Dataset rows for apps and sites:

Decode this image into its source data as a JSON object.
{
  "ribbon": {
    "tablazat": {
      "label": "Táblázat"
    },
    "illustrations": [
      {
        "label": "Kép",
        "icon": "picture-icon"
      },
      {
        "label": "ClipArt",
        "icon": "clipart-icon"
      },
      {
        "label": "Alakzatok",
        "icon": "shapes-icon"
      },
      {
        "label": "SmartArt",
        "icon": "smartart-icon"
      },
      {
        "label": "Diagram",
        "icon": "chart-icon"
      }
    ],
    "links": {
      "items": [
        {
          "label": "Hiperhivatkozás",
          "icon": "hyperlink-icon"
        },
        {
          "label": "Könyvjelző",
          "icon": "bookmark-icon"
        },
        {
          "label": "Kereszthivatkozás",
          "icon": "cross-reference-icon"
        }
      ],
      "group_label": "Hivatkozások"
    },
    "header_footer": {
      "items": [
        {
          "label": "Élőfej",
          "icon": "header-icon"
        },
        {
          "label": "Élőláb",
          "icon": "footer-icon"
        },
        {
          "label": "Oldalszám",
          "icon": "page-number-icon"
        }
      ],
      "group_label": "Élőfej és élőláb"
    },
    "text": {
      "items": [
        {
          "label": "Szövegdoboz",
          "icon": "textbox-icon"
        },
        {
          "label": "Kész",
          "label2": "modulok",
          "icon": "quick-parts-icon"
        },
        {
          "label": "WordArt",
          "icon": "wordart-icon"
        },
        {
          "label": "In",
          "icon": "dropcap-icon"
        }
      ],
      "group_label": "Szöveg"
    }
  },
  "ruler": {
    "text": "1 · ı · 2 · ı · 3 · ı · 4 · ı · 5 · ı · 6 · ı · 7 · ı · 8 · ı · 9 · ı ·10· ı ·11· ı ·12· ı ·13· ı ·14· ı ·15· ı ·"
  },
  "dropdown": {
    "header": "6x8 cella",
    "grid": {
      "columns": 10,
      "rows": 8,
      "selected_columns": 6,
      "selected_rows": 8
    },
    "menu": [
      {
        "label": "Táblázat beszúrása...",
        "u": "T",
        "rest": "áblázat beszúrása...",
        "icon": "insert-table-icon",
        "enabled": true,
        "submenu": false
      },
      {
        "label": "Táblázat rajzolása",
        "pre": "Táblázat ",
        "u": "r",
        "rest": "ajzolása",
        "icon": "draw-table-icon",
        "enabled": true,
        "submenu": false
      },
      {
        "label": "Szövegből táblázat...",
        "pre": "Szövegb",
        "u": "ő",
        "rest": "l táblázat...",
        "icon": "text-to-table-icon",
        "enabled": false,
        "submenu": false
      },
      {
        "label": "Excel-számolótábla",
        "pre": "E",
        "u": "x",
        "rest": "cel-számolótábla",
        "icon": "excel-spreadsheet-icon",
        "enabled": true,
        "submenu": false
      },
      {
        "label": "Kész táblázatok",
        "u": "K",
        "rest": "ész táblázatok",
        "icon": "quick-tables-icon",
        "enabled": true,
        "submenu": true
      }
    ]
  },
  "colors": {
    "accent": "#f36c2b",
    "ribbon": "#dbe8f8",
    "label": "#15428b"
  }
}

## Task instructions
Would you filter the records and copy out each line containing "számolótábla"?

## Task output
        "label": "Excel-számolótábla",
        "rest": "cel-számolótábla",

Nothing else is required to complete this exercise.